Photo by Dmitrii Vaccinium
In part one of this article, I covered cycling gear and apparel for the early spring and fall as well as the mid-fall and early winter. Now the temperature drops more as we head into the deep winter!
Riding in the deep winter is for the dedicated and hardened, true cyclists. This section is for the cyclist who refuses to ride on the trainer and will deal with deep snow, ice, and bitter conditions.
Normally, you don't want to be out in the deep winter for too long. I plan my routes to be very short and hard, just to break up my time on the trainer. I get cold very quickly, so I like being within 10 miles of my house during this time period. I also like to ride a race called the Dirty Dozen — a race the week before Thanksgiving where cyclists ride the hardest climbs around Pittsburgh. Many other cities have a similar race, or you can create your own! Generally, I like to keep my rides under two hours in the deep winter or I will start to freeze.
The key to deep winter dressing is to layer so you can control your body temperature. For example, you may want to wear a merino wool base layer, a thermal jersey, and a thermal jacket. The Hunter men’s and women’s merino wool base layers are great examples. Instead of a softshell jacket, you will want to wear a heavy-duty thermal jacket. These jackets offer more insulation and are windproof and waterproof. They are also designed to allow your body to cool off during hard efforts.
Normally, I can ride with just a base layer and my winter jacket. When it is really cold, I wear a long-sleeve jersey to provide more warmth. I use heated gloves, but I also add a liner and sometimes a lightweight glove for added warmth. I like gloves that extend up the wrists so the cold does not crawl up my arm. For my head, I used a thermal fleece ski mask to protect my face from the cold.
For pants, I use the thickest thermal bib tights I can find. I like the ones that loop around your feet to cover the gap between your shoes and pants. I also use ski pants as an outer layer — the only problem with them is that the right leg will get caught inside of the drivetrain, so you have to be careful about that.
For shoes, I wear either winter cycling shoes or winter cycling boots with booties on. If I am riding on snow, I generally don't ride with clipless pedals but it is an option. I use mountain bike pedals instead — I recommend the Raceface Aeffect pedals. I like riding with a heavy boot and a flat pedal because I might have to walk over an obstacle. If I am riding on roads that have been scraped by the snowplow, I use a winter cycling shoe.
Winter cycling shoes have very few, if any, vents to allow air to travel inside. They also have fleece inside, a waterproof cover over the shoe, and a sock-like tongue that extends over the ankle to keep your feet warm and cover you from the top of your shoe to the bottom of your pants.

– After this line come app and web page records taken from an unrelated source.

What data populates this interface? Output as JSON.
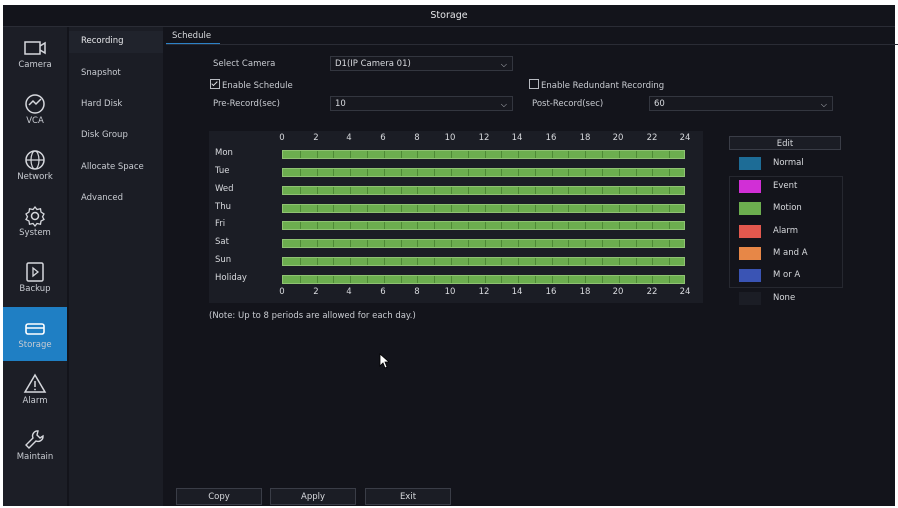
{
  "window": {
    "title": "Storage"
  },
  "nav": {
    "items": [
      {
        "label": "Camera",
        "icon": "camera-icon"
      },
      {
        "label": "VCA",
        "icon": "vca-icon"
      },
      {
        "label": "Network",
        "icon": "globe-icon"
      },
      {
        "label": "System",
        "icon": "gear-icon"
      },
      {
        "label": "Backup",
        "icon": "backup-icon"
      },
      {
        "label": "Storage",
        "icon": "storage-icon",
        "active": true
      },
      {
        "label": "Alarm",
        "icon": "alarm-icon"
      },
      {
        "label": "Maintain",
        "icon": "wrench-icon"
      }
    ]
  },
  "subnav": {
    "items": [
      "Recording",
      "Snapshot",
      "Hard Disk",
      "Disk Group",
      "Allocate Space",
      "Advanced"
    ],
    "active": "Recording"
  },
  "tab": {
    "label": "Schedule"
  },
  "form": {
    "select_camera_label": "Select Camera",
    "select_camera_value": "D1(IP Camera 01)",
    "enable_schedule_label": "Enable Schedule",
    "enable_schedule_checked": true,
    "enable_redundant_label": "Enable Redundant Recording",
    "enable_redundant_checked": false,
    "pre_record_label": "Pre-Record(sec)",
    "pre_record_value": "10",
    "post_record_label": "Post-Record(sec)",
    "post_record_value": "60"
  },
  "schedule": {
    "hours": [
      "0",
      "2",
      "4",
      "6",
      "8",
      "10",
      "12",
      "14",
      "16",
      "18",
      "20",
      "22",
      "24"
    ],
    "days": [
      "Mon",
      "Tue",
      "Wed",
      "Thu",
      "Fri",
      "Sat",
      "Sun",
      "Holiday"
    ],
    "bar_color": "#6cae4f",
    "note": "(Note: Up to 8 periods are allowed for each day.)"
  },
  "legend": {
    "edit_label": "Edit",
    "items": [
      {
        "label": "Normal",
        "color": "#1d6c96"
      },
      {
        "label": "Event",
        "color": "#d12fd6"
      },
      {
        "label": "Motion",
        "color": "#6cae4f"
      },
      {
        "label": "Alarm",
        "color": "#e2584e"
      },
      {
        "label": "M and A",
        "color": "#e78747"
      },
      {
        "label": "M or A",
        "color": "#3a54b4"
      },
      {
        "label": "None",
        "color": "#1b1d25"
      }
    ]
  },
  "buttons": {
    "copy": "Copy",
    "apply": "Apply",
    "exit": "Exit"
  }
}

Pro tip: Buy larger-sized shoes so you can layer up your socks. I like having merino wool socks as a base layer and thermal socks as an outside layer. I generally don't have a problem with cold feet, but if you do, I suggest heated shoe covers. Just like for shoes, there is an electric heating element inside the bootie to heat your feet.
If it is snowing outside and I am riding on clean roads, I will use my gravel bike; however, if I want to ride in deep snow, I will use a fat tire mountain bike. With a fat tire mountain bike, you have a massive tire for grip that’s around four- to five-inches wide for extra traction. You can ride with five to 20 pound-force per square inch (psi) in the tires to get more grip in the deep snow. They are also fun in the sand — I used to ride them in Hawaii!

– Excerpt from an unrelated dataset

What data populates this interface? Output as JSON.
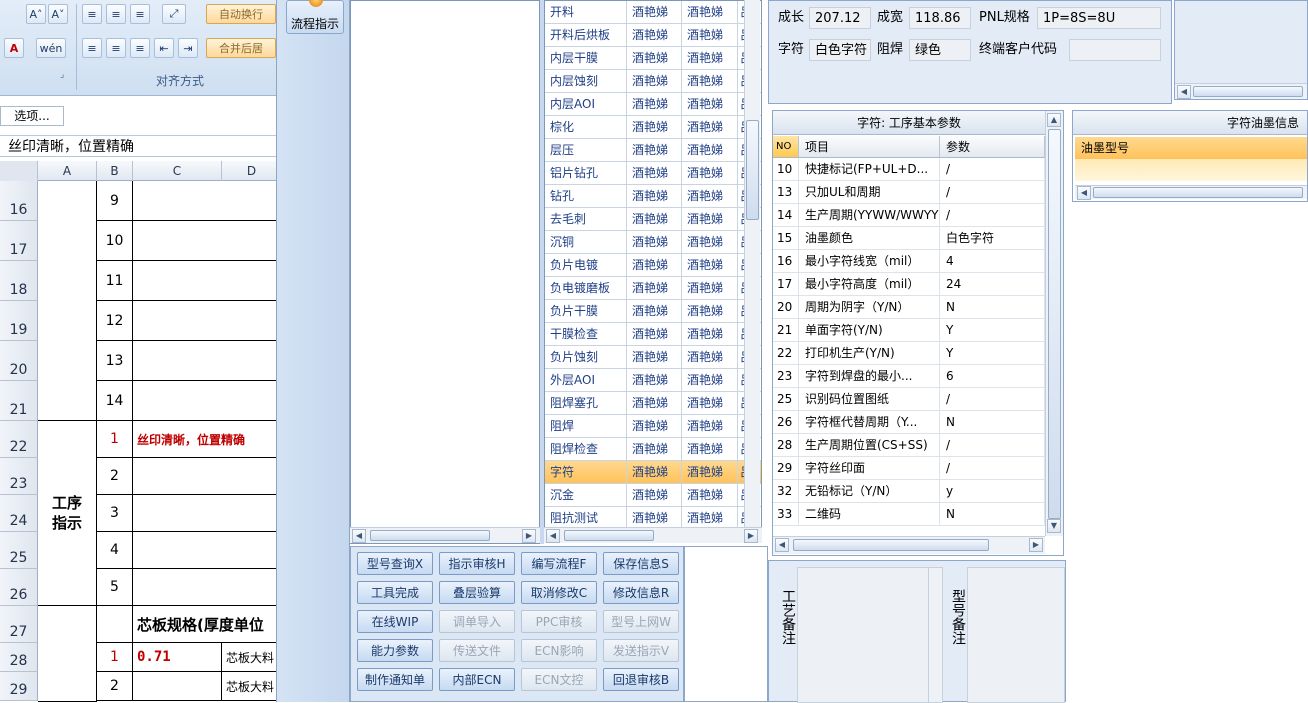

Also, you can get spiked tires for your winter or fat tire bike. Spiked tires are just like the ones you use for your car; they have small spikes to break through the ice and provide grip.

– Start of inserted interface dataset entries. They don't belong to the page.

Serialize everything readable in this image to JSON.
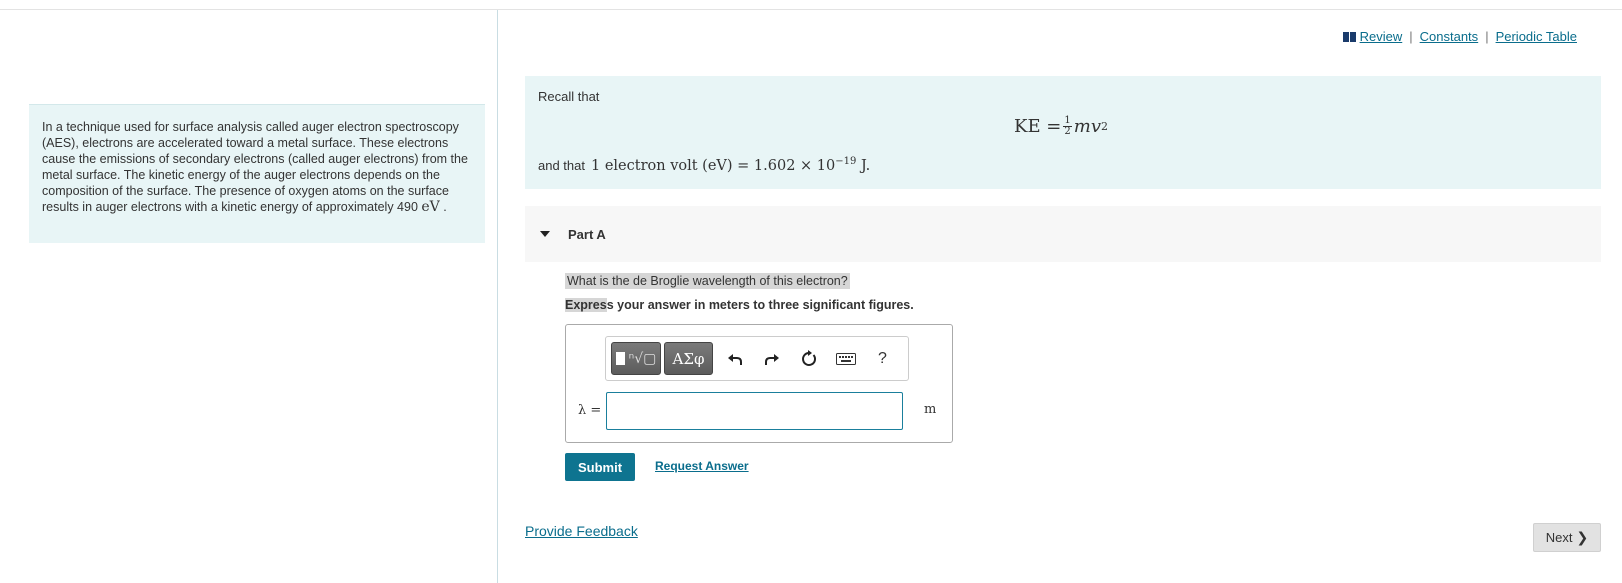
{
  "intro": {
    "text": "In a technique used for surface analysis called auger electron spectroscopy (AES), electrons are accelerated toward a metal surface. These electrons cause the emissions of secondary electrons (called auger electrons) from the metal surface. The kinetic energy of the auger electrons depends on the composition of the surface. The presence of oxygen atoms on the surface results in auger electrons with a kinetic energy of approximately 490",
    "unit": "eV",
    "tail": " ."
  },
  "resources": {
    "review": "Review",
    "constants": "Constants",
    "periodic": "Periodic Table",
    "sep": "|"
  },
  "recall": {
    "line1": "Recall that",
    "ke_lhs": "KE =",
    "frac_num": "1",
    "frac_den": "2",
    "ke_rhs": "mv",
    "ke_exp": "2",
    "line2": "and that",
    "ev_def": "1 electron volt (eV) = 1.602 × 10",
    "ev_exp": "−19",
    "ev_unit": " J."
  },
  "part": {
    "label": "Part A"
  },
  "question": {
    "text": "What is the de Broglie wavelength of this electron?",
    "express_hl": "Expres",
    "express_rest": "s your answer in meters to three significant figures."
  },
  "answer": {
    "var_label": "λ =",
    "value": "",
    "unit": "m",
    "toolbar": {
      "greek": "ΑΣφ",
      "help": "?",
      "icons": [
        "templates-icon",
        "greek-letters-icon",
        "undo-icon",
        "redo-icon",
        "reset-icon",
        "keyboard-icon",
        "help-icon"
      ]
    }
  },
  "actions": {
    "submit": "Submit",
    "request": "Request Answer",
    "feedback": "Provide Feedback",
    "next": "Next"
  },
  "colors": {
    "accent": "#0e7490",
    "link": "#0a6d8c",
    "panel": "#e8f5f6"
  }
}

I am glad you made it to the end of my winter cycling suggestions! Although I hate snow and I never want to live in a climate that has snow ever again, I had some of my most fun rides in the winter. I love riding on Christmas Day, for example, because you can enjoy the road and nature without cars or anyone to bother you. Cycling in the cold air and having the road to yourself makes for some of the best rides of the year. Happy riding!